During engagements with the majority and opposition parties, civil society representatives, religious freedom activists, and leaders of various faith communities, U.S. government officials discussed the importance of religious freedom and pluralism, the value of interfaith dialogue, the Muslim community’s concerns about the CAA, and difficulties faced by faith-based and human rights-focused NGOs following the FCRA amendments and allegations that Muslims spread the COVID virus. Throughout the year, the Ambassador met with religious communities, including representatives of the Buddhist, Christian, Hindu, Jain, Jewish, Muslim, and Sikh faiths to discuss their perspectives and concerns. In May, the Ambassador organized a virtual interfaith dialogue during Ramadan in which he emphasized the U.S. government’s commitment to religious freedom. In January, a senior official from the Department of State Bureau of South and Central Asian Affairs held a roundtable with civil society members in New Delhi to discuss interfaith harmony and promoting tolerance.
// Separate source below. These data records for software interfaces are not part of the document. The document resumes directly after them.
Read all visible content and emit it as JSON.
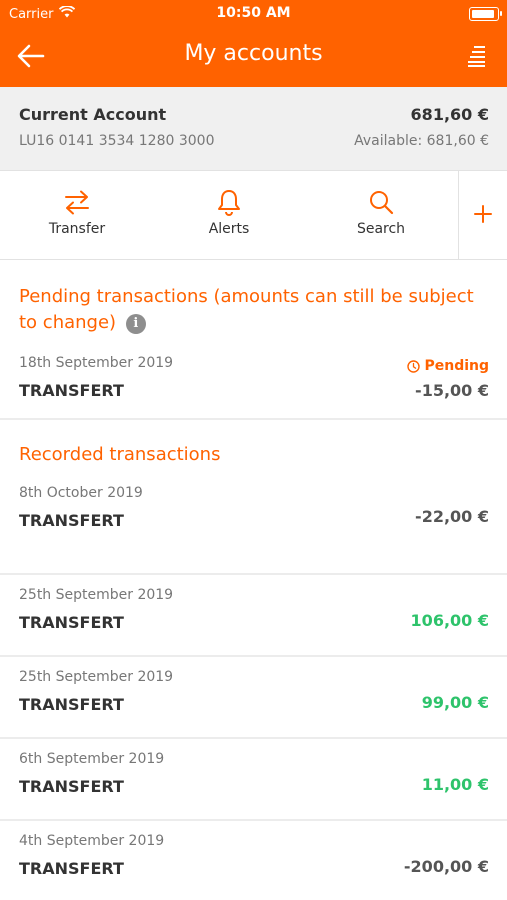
{
  "status_bar": {
    "carrier": "Carrier",
    "time": "10:50 AM"
  },
  "nav": {
    "title": "My accounts",
    "back_icon": "arrow-left-icon",
    "menu_icon": "menu-icon"
  },
  "account": {
    "name": "Current Account",
    "iban": "LU16 0141 3534 1280 3000",
    "balance": "681,60 €",
    "available": "Available: 681,60 €"
  },
  "actions": [
    {
      "label": "Transfer",
      "icon": "transfer-arrows-icon"
    },
    {
      "label": "Alerts",
      "icon": "bell-icon"
    },
    {
      "label": "Search",
      "icon": "search-icon"
    },
    {
      "label": "",
      "icon": "plus-icon"
    }
  ],
  "pending": {
    "title": "Pending transactions (amounts can still be subject to change)",
    "info_icon_text": "i",
    "transactions": [
      {
        "date": "18th September 2019",
        "label": "TRANSFERT",
        "amount": "-15,00 €",
        "status": "Pending"
      }
    ]
  },
  "recorded": {
    "title": "Recorded transactions",
    "transactions": [
      {
        "date": "8th October 2019",
        "label": "TRANSFERT",
        "amount": "-22,00 €",
        "positive": false
      },
      {
        "date": "25th September 2019",
        "label": "TRANSFERT",
        "amount": "106,00 €",
        "positive": true
      },
      {
        "date": "25th September 2019",
        "label": "TRANSFERT",
        "amount": "99,00 €",
        "positive": true
      },
      {
        "date": "6th September 2019",
        "label": "TRANSFERT",
        "amount": "11,00 €",
        "positive": true
      },
      {
        "date": "4th September 2019",
        "label": "TRANSFERT",
        "amount": "-200,00 €",
        "positive": false
      }
    ]
  },
  "colors": {
    "brand_orange": "#ff6200",
    "positive_green": "#2ec36b",
    "muted_text": "#777777"
  }
}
In January, the Consul General in Hyderabad hosted an interfaith event to discuss the importance of mutual respect and combating religious intolerance.